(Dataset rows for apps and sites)
────────────────────

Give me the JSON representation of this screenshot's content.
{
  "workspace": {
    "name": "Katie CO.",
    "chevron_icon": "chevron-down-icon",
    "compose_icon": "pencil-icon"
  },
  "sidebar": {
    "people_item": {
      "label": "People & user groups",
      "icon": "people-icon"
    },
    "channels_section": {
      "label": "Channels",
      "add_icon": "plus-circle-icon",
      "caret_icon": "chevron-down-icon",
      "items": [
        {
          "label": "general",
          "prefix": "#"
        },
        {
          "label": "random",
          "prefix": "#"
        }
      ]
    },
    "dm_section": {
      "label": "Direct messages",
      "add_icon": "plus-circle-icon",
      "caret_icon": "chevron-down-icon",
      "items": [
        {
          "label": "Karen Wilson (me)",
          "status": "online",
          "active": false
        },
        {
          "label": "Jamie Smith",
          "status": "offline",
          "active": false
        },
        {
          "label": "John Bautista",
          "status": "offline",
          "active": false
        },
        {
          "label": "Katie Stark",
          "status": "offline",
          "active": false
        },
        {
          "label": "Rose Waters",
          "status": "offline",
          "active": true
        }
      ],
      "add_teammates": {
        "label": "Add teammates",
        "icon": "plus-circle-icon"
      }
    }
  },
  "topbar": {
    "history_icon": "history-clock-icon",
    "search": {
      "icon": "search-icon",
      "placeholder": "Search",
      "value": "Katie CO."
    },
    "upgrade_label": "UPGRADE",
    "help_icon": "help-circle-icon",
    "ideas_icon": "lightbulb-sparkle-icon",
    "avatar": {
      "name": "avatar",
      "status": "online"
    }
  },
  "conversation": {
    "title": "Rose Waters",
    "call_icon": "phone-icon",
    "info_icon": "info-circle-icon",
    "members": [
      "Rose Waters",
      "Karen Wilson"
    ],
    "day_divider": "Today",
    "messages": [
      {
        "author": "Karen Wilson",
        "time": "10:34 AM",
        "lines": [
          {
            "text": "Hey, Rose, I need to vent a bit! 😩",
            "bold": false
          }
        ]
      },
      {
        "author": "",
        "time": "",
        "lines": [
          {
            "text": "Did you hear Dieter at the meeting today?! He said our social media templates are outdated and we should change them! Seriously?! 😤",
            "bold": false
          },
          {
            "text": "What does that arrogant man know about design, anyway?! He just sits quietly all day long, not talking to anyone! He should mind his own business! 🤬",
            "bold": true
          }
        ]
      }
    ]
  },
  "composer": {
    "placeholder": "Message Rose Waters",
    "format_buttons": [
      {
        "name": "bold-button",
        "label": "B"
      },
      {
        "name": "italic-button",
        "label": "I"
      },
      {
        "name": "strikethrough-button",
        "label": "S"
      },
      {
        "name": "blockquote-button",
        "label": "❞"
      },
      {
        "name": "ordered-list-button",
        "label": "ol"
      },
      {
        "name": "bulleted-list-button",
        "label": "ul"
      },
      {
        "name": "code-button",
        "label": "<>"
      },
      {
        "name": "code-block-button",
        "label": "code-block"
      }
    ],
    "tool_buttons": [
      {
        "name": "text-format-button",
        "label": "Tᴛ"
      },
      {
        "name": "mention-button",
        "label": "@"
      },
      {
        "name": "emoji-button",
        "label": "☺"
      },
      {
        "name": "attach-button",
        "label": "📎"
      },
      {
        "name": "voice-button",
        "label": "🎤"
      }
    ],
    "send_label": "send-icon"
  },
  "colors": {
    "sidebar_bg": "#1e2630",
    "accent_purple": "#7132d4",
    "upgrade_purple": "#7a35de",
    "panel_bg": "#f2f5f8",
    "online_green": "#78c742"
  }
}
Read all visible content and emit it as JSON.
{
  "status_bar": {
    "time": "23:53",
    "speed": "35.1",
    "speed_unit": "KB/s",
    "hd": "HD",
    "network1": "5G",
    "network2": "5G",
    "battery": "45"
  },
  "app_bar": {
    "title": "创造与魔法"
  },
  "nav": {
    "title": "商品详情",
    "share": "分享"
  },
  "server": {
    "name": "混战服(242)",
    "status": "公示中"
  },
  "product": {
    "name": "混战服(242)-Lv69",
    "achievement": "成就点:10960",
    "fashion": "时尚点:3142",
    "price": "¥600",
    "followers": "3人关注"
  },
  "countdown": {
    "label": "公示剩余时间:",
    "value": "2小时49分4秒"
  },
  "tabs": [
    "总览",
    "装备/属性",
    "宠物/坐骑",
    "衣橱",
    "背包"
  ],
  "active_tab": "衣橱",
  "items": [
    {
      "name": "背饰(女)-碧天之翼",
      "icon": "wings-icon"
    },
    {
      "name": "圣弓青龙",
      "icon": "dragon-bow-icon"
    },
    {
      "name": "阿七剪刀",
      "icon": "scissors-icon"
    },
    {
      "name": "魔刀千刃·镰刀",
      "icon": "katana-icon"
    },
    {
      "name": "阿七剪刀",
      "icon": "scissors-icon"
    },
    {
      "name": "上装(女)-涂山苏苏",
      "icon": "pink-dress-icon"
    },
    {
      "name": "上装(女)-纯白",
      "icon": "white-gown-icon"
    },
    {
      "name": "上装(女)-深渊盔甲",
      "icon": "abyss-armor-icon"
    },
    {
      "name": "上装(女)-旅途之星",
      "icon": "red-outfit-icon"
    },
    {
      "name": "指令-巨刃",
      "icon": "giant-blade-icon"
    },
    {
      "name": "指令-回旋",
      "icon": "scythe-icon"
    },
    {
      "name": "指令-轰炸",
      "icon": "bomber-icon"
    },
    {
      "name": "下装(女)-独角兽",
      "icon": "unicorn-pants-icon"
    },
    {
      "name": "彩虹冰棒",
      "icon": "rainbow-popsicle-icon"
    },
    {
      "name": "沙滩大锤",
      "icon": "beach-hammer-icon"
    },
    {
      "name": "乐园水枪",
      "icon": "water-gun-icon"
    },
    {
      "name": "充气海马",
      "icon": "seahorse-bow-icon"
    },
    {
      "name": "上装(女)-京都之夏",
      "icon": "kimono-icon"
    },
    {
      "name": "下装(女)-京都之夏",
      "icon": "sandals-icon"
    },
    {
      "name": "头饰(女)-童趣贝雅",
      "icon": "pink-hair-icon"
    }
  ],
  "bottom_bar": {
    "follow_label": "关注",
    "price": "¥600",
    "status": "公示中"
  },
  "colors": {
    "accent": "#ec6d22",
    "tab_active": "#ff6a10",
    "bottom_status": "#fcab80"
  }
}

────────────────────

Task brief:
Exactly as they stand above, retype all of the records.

Response box:
Give me the JSON representation of this screenshot's content.
{
  "workspace": {
    "name": "Katie CO.",
    "chevron_icon": "chevron-down-icon",
    "compose_icon": "pencil-icon"
  },
  "sidebar": {
    "people_item": {
      "label": "People & user groups",
      "icon": "people-icon"
    },
    "channels_section": {
      "label": "Channels",
      "add_icon": "plus-circle-icon",
      "caret_icon": "chevron-down-icon",
      "items": [
        {
          "label": "general",
          "prefix": "#"
        },
        {
          "label": "random",
          "prefix": "#"
        }
      ]
    },
    "dm_section": {
      "label": "Direct messages",
      "add_icon": "plus-circle-icon",
      "caret_icon": "chevron-down-icon",
      "items": [
        {
          "label": "Karen Wilson (me)",
          "status": "online",
          "active": false
        },
        {
          "label": "Jamie Smith",
          "status": "offline",
          "active": false
        },
        {
          "label": "John Bautista",
          "status": "offline",
          "active": false
        },
        {
          "label": "Katie Stark",
          "status": "offline",
          "active": false
        },
        {
          "label": "Rose Waters",
          "status": "offline",
          "active": true
        }
      ],
      "add_teammates": {
        "label": "Add teammates",
        "icon": "plus-circle-icon"
      }
    }
  },
  "topbar": {
    "history_icon": "history-clock-icon",
    "search": {
      "icon": "search-icon",
      "placeholder": "Search",
      "value": "Katie CO."
    },
    "upgrade_label": "UPGRADE",
    "help_icon": "help-circle-icon",
    "ideas_icon": "lightbulb-sparkle-icon",
    "avatar": {
      "name": "avatar",
      "status": "online"
    }
  },
  "conversation": {
    "title": "Rose Waters",
    "call_icon": "phone-icon",
    "info_icon": "info-circle-icon",
    "members": [
      "Rose Waters",
      "Karen Wilson"
    ],
    "day_divider": "Today",
    "messages": [
      {
        "author": "Karen Wilson",
        "time": "10:34 AM",
        "lines": [
          {
            "text": "Hey, Rose, I need to vent a bit! 😩",
            "bold": false
          }
        ]
      },
      {
        "author": "",
        "time": "",
        "lines": [
          {
            "text": "Did you hear Dieter at the meeting today?! He said our social media templates are outdated and we should change them! Seriously?! 😤",
            "bold": false
          },
          {
            "text": "What does that arrogant man know about design, anyway?! He just sits quietly all day long, not talking to anyone! He should mind his own business! 🤬",
            "bold": true
          }
        ]
      }
    ]
  },
  "composer": {
    "placeholder": "Message Rose Waters",
    "format_buttons": [
      {
        "name": "bold-button",
        "label": "B"
      },
      {
        "name": "italic-button",
        "label": "I"
      },
      {
        "name": "strikethrough-button",
        "label": "S"
      },
      {
        "name": "blockquote-button",
        "label": "❞"
      },
      {
        "name": "ordered-list-button",
        "label": "ol"
      },
      {
        "name": "bulleted-list-button",
        "label": "ul"
      },
      {
        "name": "code-button",
        "label": "<>"
      },
      {
        "name": "code-block-button",
        "label": "code-block"
      }
    ],
    "tool_buttons": [
      {
        "name": "text-format-button",
        "label": "Tᴛ"
      },
      {
        "name": "mention-button",
        "label": "@"
      },
      {
        "name": "emoji-button",
        "label": "☺"
      },
      {
        "name": "attach-button",
        "label": "📎"
      },
      {
        "name": "voice-button",
        "label": "🎤"
      }
    ],
    "send_label": "send-icon"
  },
  "colors": {
    "sidebar_bg": "#1e2630",
    "accent_purple": "#7132d4",
    "upgrade_purple": "#7a35de",
    "panel_bg": "#f2f5f8",
    "online_green": "#78c742"
  }
}
Read all visible content and emit it as JSON.
{
  "status_bar": {
    "time": "23:53",
    "speed": "35.1",
    "speed_unit": "KB/s",
    "hd": "HD",
    "network1": "5G",
    "network2": "5G",
    "battery": "45"
  },
  "app_bar": {
    "title": "创造与魔法"
  },
  "nav": {
    "title": "商品详情",
    "share": "分享"
  },
  "server": {
    "name": "混战服(242)",
    "status": "公示中"
  },
  "product": {
    "name": "混战服(242)-Lv69",
    "achievement": "成就点:10960",
    "fashion": "时尚点:3142",
    "price": "¥600",
    "followers": "3人关注"
  },
  "countdown": {
    "label": "公示剩余时间:",
    "value": "2小时49分4秒"
  },
  "tabs": [
    "总览",
    "装备/属性",
    "宠物/坐骑",
    "衣橱",
    "背包"
  ],
  "active_tab": "衣橱",
  "items": [
    {
      "name": "背饰(女)-碧天之翼",
      "icon": "wings-icon"
    },
    {
      "name": "圣弓青龙",
      "icon": "dragon-bow-icon"
    },
    {
      "name": "阿七剪刀",
      "icon": "scissors-icon"
    },
    {
      "name": "魔刀千刃·镰刀",
      "icon": "katana-icon"
    },
    {
      "name": "阿七剪刀",
      "icon": "scissors-icon"
    },
    {
      "name": "上装(女)-涂山苏苏",
      "icon": "pink-dress-icon"
    },
    {
      "name": "上装(女)-纯白",
      "icon": "white-gown-icon"
    },
    {
      "name": "上装(女)-深渊盔甲",
      "icon": "abyss-armor-icon"
    },
    {
      "name": "上装(女)-旅途之星",
      "icon": "red-outfit-icon"
    },
    {
      "name": "指令-巨刃",
      "icon": "giant-blade-icon"
    },
    {
      "name": "指令-回旋",
      "icon": "scythe-icon"
    },
    {
      "name": "指令-轰炸",
      "icon": "bomber-icon"
    },
    {
      "name": "下装(女)-独角兽",
      "icon": "unicorn-pants-icon"
    },
    {
      "name": "彩虹冰棒",
      "icon": "rainbow-popsicle-icon"
    },
    {
      "name": "沙滩大锤",
      "icon": "beach-hammer-icon"
    },
    {
      "name": "乐园水枪",
      "icon": "water-gun-icon"
    },
    {
      "name": "充气海马",
      "icon": "seahorse-bow-icon"
    },
    {
      "name": "上装(女)-京都之夏",
      "icon": "kimono-icon"
    },
    {
      "name": "下装(女)-京都之夏",
      "icon": "sandals-icon"
    },
    {
      "name": "头饰(女)-童趣贝雅",
      "icon": "pink-hair-icon"
    }
  ],
  "bottom_bar": {
    "follow_label": "关注",
    "price": "¥600",
    "status": "公示中"
  },
  "colors": {
    "accent": "#ec6d22",
    "tab_active": "#ff6a10",
    "bottom_status": "#fcab80"
  }
}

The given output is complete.